Petty legal filings. Diversionary ballot measures. Counting abstentions as no votes. These are just some of the tactics U.S. oil companies used this spring to quash efforts by investors to win the right to nominate climate experts for board seats.
Led by New York City Comptroller Scott Stringer and proposed at 75 U.S. companies in various industries this year, the so-called proxy access measure would give investor groups who own 3 percent of a company for more than three years the right to nominate directors. At the 19 oil and gas companies targeted, the aim was to demand more accountability on global warming.
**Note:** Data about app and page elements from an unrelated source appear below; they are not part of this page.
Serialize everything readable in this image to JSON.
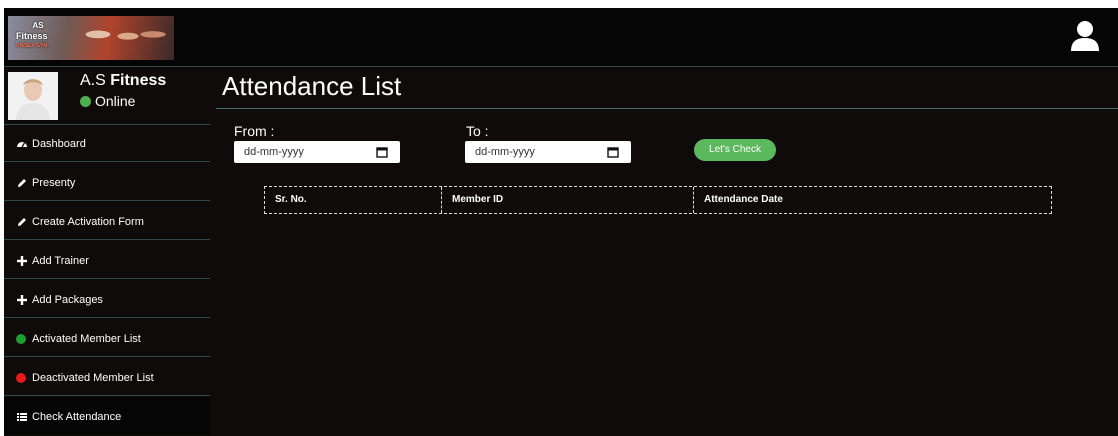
{
  "header": {
    "logo_text": "AS Fitness UNISEX GYM",
    "user_icon": "user-icon"
  },
  "profile": {
    "name_prefix": "A.S",
    "name_bold": "Fitness",
    "status": "Online",
    "status_color": "#4caf50"
  },
  "sidebar": {
    "items": [
      {
        "label": "Dashboard",
        "icon": "dashboard-icon"
      },
      {
        "label": "Presenty",
        "icon": "pencil-icon"
      },
      {
        "label": "Create Activation Form",
        "icon": "pencil-icon"
      },
      {
        "label": "Add Trainer",
        "icon": "plus-icon"
      },
      {
        "label": "Add Packages",
        "icon": "plus-icon"
      },
      {
        "label": "Activated Member List",
        "icon": "green-dot-icon",
        "color": "#1e9e2e"
      },
      {
        "label": "Deactivated Member List",
        "icon": "red-dot-icon",
        "color": "#e8191c"
      },
      {
        "label": "Check Attendance",
        "icon": "list-icon"
      }
    ]
  },
  "main": {
    "title": "Attendance List",
    "from_label": "From :",
    "to_label": "To :",
    "from_value": "dd-mm-yyyy",
    "to_value": "dd-mm-yyyy",
    "check_button": "Let's Check",
    "button_color": "#5cb85c",
    "table_headers": [
      "Sr. No.",
      "Member ID",
      "Attendance Date"
    ]
  }
}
While the non-binding measure passed at two-thirds of all the companies targeted, and at 15 of the 19 energy companies, some took unusual steps to block it.